Our society has developed social institutions and technology such that we have access, have had access for forty years, to a class of people weaker than any yet made into a sin offering for a society that refuses to properly regulate its behavior. The easy availability of legal abortion through all nine months of a pregnancy means that the unborn suffer, to the tune of 800,000 or more each year, for the excesses of those who want to have their cake and eat it.
Being a parent can be painful, intensely so, as anyone with children can tell you. Apparently there are millions of people in this country so anxious to avoid that pain that they are willing to inflict greater pain on their utterly helpless children. There are so-called physicians unwilling the suffer through the pain of building a respectable career and take the short cut of working abortion clinics for money–passing on the suffering to the unborn children they execute.
And they do suffer.
Research has long since proved that children as young as twenty weeks or fewer are fully capable of experiencing pain. The human body produces certain hormones when in distress and these hormones have been found present in very high levels in unborn children undergoing a painful or traumatic incident such as types of fetal surgery.
To make matters worse, the unborn have no way of contexualizing pain or discomfort which leads some experts to speculate that pain is probably experienced more intensely.
We know from the testimony reformed abortion workers that sonograms often show unborn children trying to escape the tools of their destruction or writhing in pain as they are dismembered.

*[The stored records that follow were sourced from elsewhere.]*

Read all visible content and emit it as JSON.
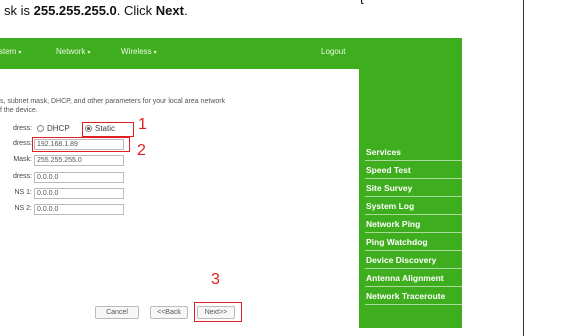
{
  "instruction": {
    "line1_tail": "t",
    "line2_prefix": "sk is ",
    "mask_value": "255.255.255.0",
    "line2_mid": ". Click ",
    "next_word": "Next",
    "line2_suffix": "."
  },
  "topnav": {
    "system": "stem",
    "network": "Network",
    "wireless": "Wireless",
    "logout": "Logout",
    "caret": "▾"
  },
  "panel": {
    "description_line1": "s, subnet mask, DHCP, and other parameters for your local area network",
    "description_line2": "f the device.",
    "rows": {
      "ip_mode_label": "dress:",
      "dhcp_label": "DHCP",
      "static_label": "Static",
      "ip_label": "dress:",
      "ip_value": "192.168.1.89",
      "mask_label": "Mask:",
      "mask_value": "255.255.255.0",
      "gateway_label": "dress:",
      "gateway_value": "0.0.0.0",
      "dns1_label": "NS 1:",
      "dns1_value": "0.0.0.0",
      "dns2_label": "NS 2:",
      "dns2_value": "0.0.0.0"
    },
    "selected_mode": "Static",
    "buttons": {
      "cancel": "Cancel",
      "back": "<<Back",
      "next": "Next>>"
    }
  },
  "annotations": {
    "step1": "1",
    "step2": "2",
    "step3": "3",
    "color": "#e02020"
  },
  "sidebar": {
    "items": [
      {
        "label": "Services"
      },
      {
        "label": "Speed Test"
      },
      {
        "label": "Site Survey"
      },
      {
        "label": "System Log"
      },
      {
        "label": "Network Ping"
      },
      {
        "label": "Ping Watchdog"
      },
      {
        "label": "Device Discovery"
      },
      {
        "label": "Antenna Alignment"
      },
      {
        "label": "Network Traceroute"
      }
    ]
  },
  "colors": {
    "brand_green": "#3fae1e",
    "highlight_red": "#e02020"
  }
}
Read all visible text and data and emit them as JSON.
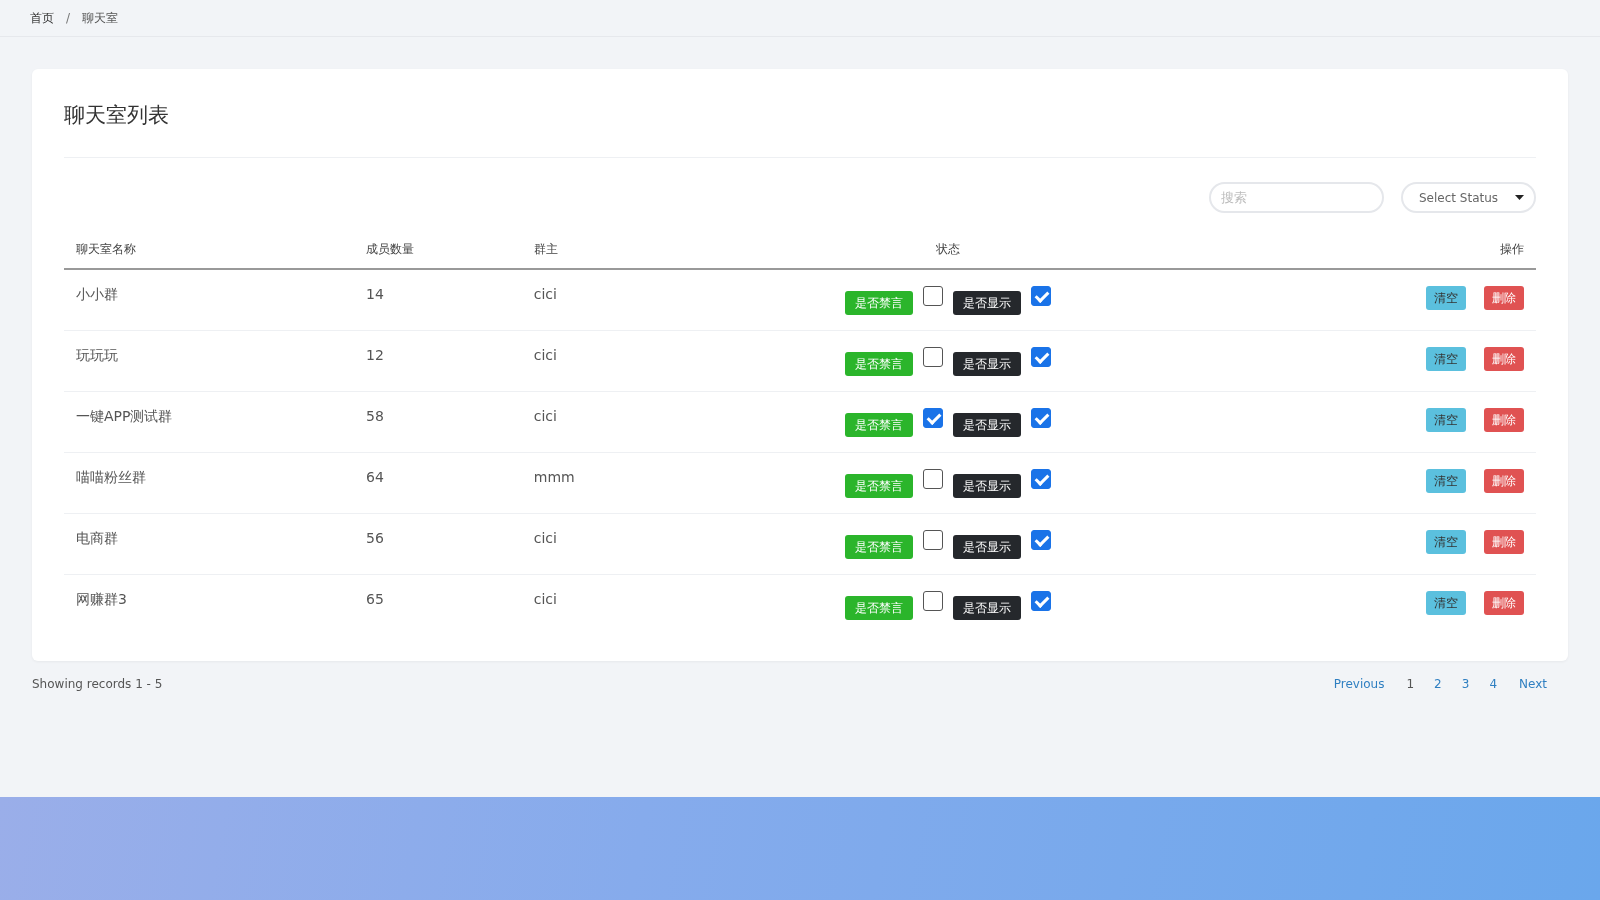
{
  "breadcrumb": [
    {
      "label": "首页",
      "kind": "link"
    },
    {
      "label": "/",
      "kind": "separator"
    },
    {
      "label": "聊天室",
      "kind": "current"
    }
  ],
  "card": {
    "title": "聊天室列表",
    "search": {
      "placeholder": "搜索"
    },
    "status_select": {
      "value": "Select Status"
    },
    "table": {
      "columns": [
        "聊天室名称",
        "成员数量",
        "群主",
        "状态",
        "操作"
      ],
      "rows": [
        {
          "name": "小小群",
          "members": "14",
          "owner": "cici",
          "mute_label": "是否禁言",
          "muted": false,
          "show_label": "是否显示",
          "shown": true,
          "clear_label": "清空",
          "delete_label": "删除"
        },
        {
          "name": "玩玩玩",
          "members": "12",
          "owner": "cici",
          "mute_label": "是否禁言",
          "muted": false,
          "show_label": "是否显示",
          "shown": true,
          "clear_label": "清空",
          "delete_label": "删除"
        },
        {
          "name": "一键APP测试群",
          "members": "58",
          "owner": "cici",
          "mute_label": "是否禁言",
          "muted": true,
          "show_label": "是否显示",
          "shown": true,
          "clear_label": "清空",
          "delete_label": "删除"
        },
        {
          "name": "喵喵粉丝群",
          "members": "64",
          "owner": "mmm",
          "mute_label": "是否禁言",
          "muted": false,
          "show_label": "是否显示",
          "shown": true,
          "clear_label": "清空",
          "delete_label": "删除"
        },
        {
          "name": "电商群",
          "members": "56",
          "owner": "cici",
          "mute_label": "是否禁言",
          "muted": false,
          "show_label": "是否显示",
          "shown": true,
          "clear_label": "清空",
          "delete_label": "删除"
        },
        {
          "name": "网赚群3",
          "members": "65",
          "owner": "cici",
          "mute_label": "是否禁言",
          "muted": false,
          "show_label": "是否显示",
          "shown": true,
          "clear_label": "清空",
          "delete_label": "删除"
        }
      ]
    }
  },
  "footer": {
    "records": "Showing records 1 - 5",
    "pagination": [
      {
        "label": "Previous",
        "kind": "nav",
        "selected": false
      },
      {
        "label": "1",
        "kind": "page",
        "selected": true
      },
      {
        "label": "2",
        "kind": "page",
        "selected": false
      },
      {
        "label": "3",
        "kind": "page",
        "selected": false
      },
      {
        "label": "4",
        "kind": "page",
        "selected": false
      },
      {
        "label": "Next",
        "kind": "nav",
        "selected": false
      }
    ]
  }
}
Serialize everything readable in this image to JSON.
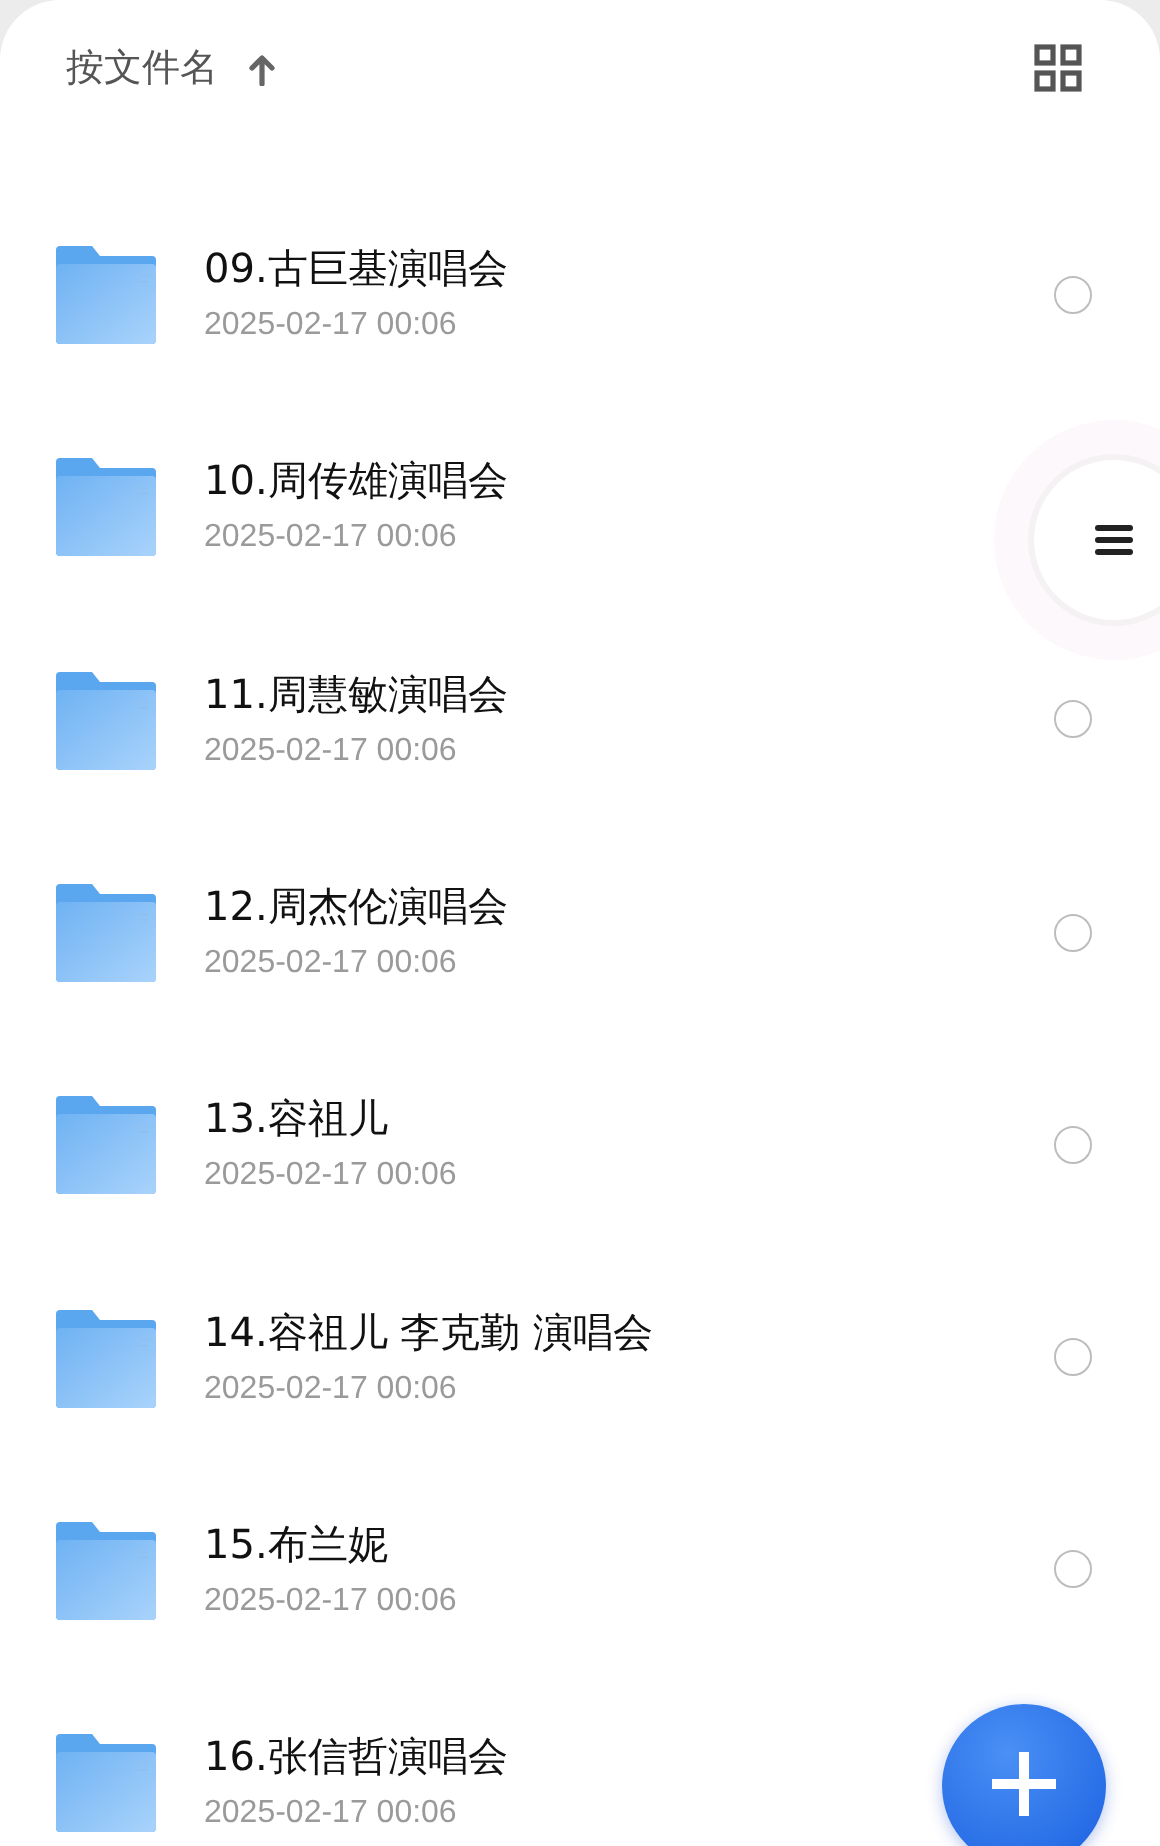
{
  "sort_bar": {
    "label": "按文件名"
  },
  "folders": [
    {
      "name": "09.古巨基演唱会",
      "date": "2025-02-17 00:06",
      "selected": false
    },
    {
      "name": "10.周传雄演唱会",
      "date": "2025-02-17 00:06"
    },
    {
      "name": "11.周慧敏演唱会",
      "date": "2025-02-17 00:06",
      "selected": false
    },
    {
      "name": "12.周杰伦演唱会",
      "date": "2025-02-17 00:06",
      "selected": false
    },
    {
      "name": "13.容祖儿",
      "date": "2025-02-17 00:06",
      "selected": false
    },
    {
      "name": "14.容祖儿 李克勤 演唱会",
      "date": "2025-02-17 00:06",
      "selected": false
    },
    {
      "name": "15.布兰妮",
      "date": "2025-02-17 00:06",
      "selected": false
    },
    {
      "name": "16.张信哲演唱会",
      "date": "2025-02-17 00:06"
    }
  ]
}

The fact of fetal pain isn’t disputed by anyone entering the debate as an honest participant without an axe to grind, so why is the Pain Capable Unborn Child Protection Act (HR1797), currently under debate in the US House of Representatives, so controversial–even to the extent of being presented by opponents and the media as obviously ridiculous?
Why is opposition to the bill centered around name-calling aimed at its main sponsors and distortions of the intent and extent of the measure?
The reason goes back to pleasure seeking and pain avoidance yet again. The proponents of legal abortion, rather than opposing the measure on its merits and attacking whatever weaknesses they can find, are determined to shift focus away from the substance of the bill by presenting both it and its supporters as radicals and extremists. They see the danger in allowing people to know about the pain suffered by the children killed in abortions. In a society the primary concerns of which are pleasure and pain the best and quickest way to humanize a victim class is to show that its members also experience these things intensely. This knowledge could lead to guilt or shame in a large swath of society being forced to acknowledge complicity or tacit acceptance in causing real pain to fellow feeling creatures. Guilt and shame are painful, pain is too be avoided–the rest would be history.
The other side can’t afford to allow people to feel ashamed of legal abortion in the culture. They can’t allow the unborn to be seen as human. They can’t afford protection for pain-capable unborn children because it would expose the necessity of protecting all children and then where would the cynical operators who have made careers and fortunes at the expense of the weakest among us be? Where would they find their pleasures and how could they afford them?